____ Task input
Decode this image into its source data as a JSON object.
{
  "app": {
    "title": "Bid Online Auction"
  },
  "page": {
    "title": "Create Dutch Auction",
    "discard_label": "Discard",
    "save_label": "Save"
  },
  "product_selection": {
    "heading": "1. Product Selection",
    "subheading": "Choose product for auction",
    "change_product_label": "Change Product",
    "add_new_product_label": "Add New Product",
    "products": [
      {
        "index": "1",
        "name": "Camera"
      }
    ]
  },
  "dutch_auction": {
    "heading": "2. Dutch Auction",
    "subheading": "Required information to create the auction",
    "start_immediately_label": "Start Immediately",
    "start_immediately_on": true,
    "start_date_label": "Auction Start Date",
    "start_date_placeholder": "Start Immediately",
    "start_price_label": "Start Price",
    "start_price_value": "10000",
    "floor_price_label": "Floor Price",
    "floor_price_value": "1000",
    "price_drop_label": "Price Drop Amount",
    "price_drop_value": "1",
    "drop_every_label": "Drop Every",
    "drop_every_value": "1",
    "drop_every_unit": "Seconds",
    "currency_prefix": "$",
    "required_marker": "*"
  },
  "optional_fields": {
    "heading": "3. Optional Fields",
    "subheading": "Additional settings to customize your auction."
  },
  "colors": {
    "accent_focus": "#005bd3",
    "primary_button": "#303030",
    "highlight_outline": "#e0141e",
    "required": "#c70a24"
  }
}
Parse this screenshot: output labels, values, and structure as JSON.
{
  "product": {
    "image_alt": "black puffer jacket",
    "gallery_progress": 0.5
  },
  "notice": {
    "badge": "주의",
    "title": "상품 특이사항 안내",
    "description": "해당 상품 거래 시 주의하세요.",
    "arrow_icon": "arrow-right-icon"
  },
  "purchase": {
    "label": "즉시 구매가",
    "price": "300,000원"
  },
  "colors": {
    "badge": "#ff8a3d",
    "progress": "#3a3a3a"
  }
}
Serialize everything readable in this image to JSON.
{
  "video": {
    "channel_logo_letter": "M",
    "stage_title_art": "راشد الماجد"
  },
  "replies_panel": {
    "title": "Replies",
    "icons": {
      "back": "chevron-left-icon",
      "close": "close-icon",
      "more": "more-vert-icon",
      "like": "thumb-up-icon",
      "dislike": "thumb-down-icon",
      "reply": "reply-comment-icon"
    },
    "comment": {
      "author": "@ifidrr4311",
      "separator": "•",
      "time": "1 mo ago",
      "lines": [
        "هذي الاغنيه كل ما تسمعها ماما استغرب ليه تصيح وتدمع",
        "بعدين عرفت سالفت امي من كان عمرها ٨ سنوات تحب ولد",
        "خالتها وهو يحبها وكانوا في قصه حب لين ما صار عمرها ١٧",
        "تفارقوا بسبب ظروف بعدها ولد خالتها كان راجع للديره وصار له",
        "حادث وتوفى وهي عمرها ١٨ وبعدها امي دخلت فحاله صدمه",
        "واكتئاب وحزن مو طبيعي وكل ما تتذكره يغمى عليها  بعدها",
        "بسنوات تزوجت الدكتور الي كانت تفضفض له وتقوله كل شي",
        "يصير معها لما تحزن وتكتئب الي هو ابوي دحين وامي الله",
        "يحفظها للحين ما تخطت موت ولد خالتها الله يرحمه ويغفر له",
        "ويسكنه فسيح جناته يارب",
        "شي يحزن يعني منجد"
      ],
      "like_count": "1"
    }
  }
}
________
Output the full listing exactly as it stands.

- [Solution for this task]
Decode this image into its source data as a JSON object.
{
  "app": {
    "title": "Bid Online Auction"
  },
  "page": {
    "title": "Create Dutch Auction",
    "discard_label": "Discard",
    "save_label": "Save"
  },
  "product_selection": {
    "heading": "1. Product Selection",
    "subheading": "Choose product for auction",
    "change_product_label": "Change Product",
    "add_new_product_label": "Add New Product",
    "products": [
      {
        "index": "1",
        "name": "Camera"
      }
    ]
  },
  "dutch_auction": {
    "heading": "2. Dutch Auction",
    "subheading": "Required information to create the auction",
    "start_immediately_label": "Start Immediately",
    "start_immediately_on": true,
    "start_date_label": "Auction Start Date",
    "start_date_placeholder": "Start Immediately",
    "start_price_label": "Start Price",
    "start_price_value": "10000",
    "floor_price_label": "Floor Price",
    "floor_price_value": "1000",
    "price_drop_label": "Price Drop Amount",
    "price_drop_value": "1",
    "drop_every_label": "Drop Every",
    "drop_every_value": "1",
    "drop_every_unit": "Seconds",
    "currency_prefix": "$",
    "required_marker": "*"
  },
  "optional_fields": {
    "heading": "3. Optional Fields",
    "subheading": "Additional settings to customize your auction."
  },
  "colors": {
    "accent_focus": "#005bd3",
    "primary_button": "#303030",
    "highlight_outline": "#e0141e",
    "required": "#c70a24"
  }
}
Parse this screenshot: output labels, values, and structure as JSON.
{
  "product": {
    "image_alt": "black puffer jacket",
    "gallery_progress": 0.5
  },
  "notice": {
    "badge": "주의",
    "title": "상품 특이사항 안내",
    "description": "해당 상품 거래 시 주의하세요.",
    "arrow_icon": "arrow-right-icon"
  },
  "purchase": {
    "label": "즉시 구매가",
    "price": "300,000원"
  },
  "colors": {
    "badge": "#ff8a3d",
    "progress": "#3a3a3a"
  }
}
Serialize everything readable in this image to JSON.
{
  "video": {
    "channel_logo_letter": "M",
    "stage_title_art": "راشد الماجد"
  },
  "replies_panel": {
    "title": "Replies",
    "icons": {
      "back": "chevron-left-icon",
      "close": "close-icon",
      "more": "more-vert-icon",
      "like": "thumb-up-icon",
      "dislike": "thumb-down-icon",
      "reply": "reply-comment-icon"
    },
    "comment": {
      "author": "@ifidrr4311",
      "separator": "•",
      "time": "1 mo ago",
      "lines": [
        "هذي الاغنيه كل ما تسمعها ماما استغرب ليه تصيح وتدمع",
        "بعدين عرفت سالفت امي من كان عمرها ٨ سنوات تحب ولد",
        "خالتها وهو يحبها وكانوا في قصه حب لين ما صار عمرها ١٧",
        "تفارقوا بسبب ظروف بعدها ولد خالتها كان راجع للديره وصار له",
        "حادث وتوفى وهي عمرها ١٨ وبعدها امي دخلت فحاله صدمه",
        "واكتئاب وحزن مو طبيعي وكل ما تتذكره يغمى عليها  بعدها",
        "بسنوات تزوجت الدكتور الي كانت تفضفض له وتقوله كل شي",
        "يصير معها لما تحزن وتكتئب الي هو ابوي دحين وامي الله",
        "يحفظها للحين ما تخطت موت ولد خالتها الله يرحمه ويغفر له",
        "ويسكنه فسيح جناته يارب",
        "شي يحزن يعني منجد"
      ],
      "like_count": "1"
    }
  }
}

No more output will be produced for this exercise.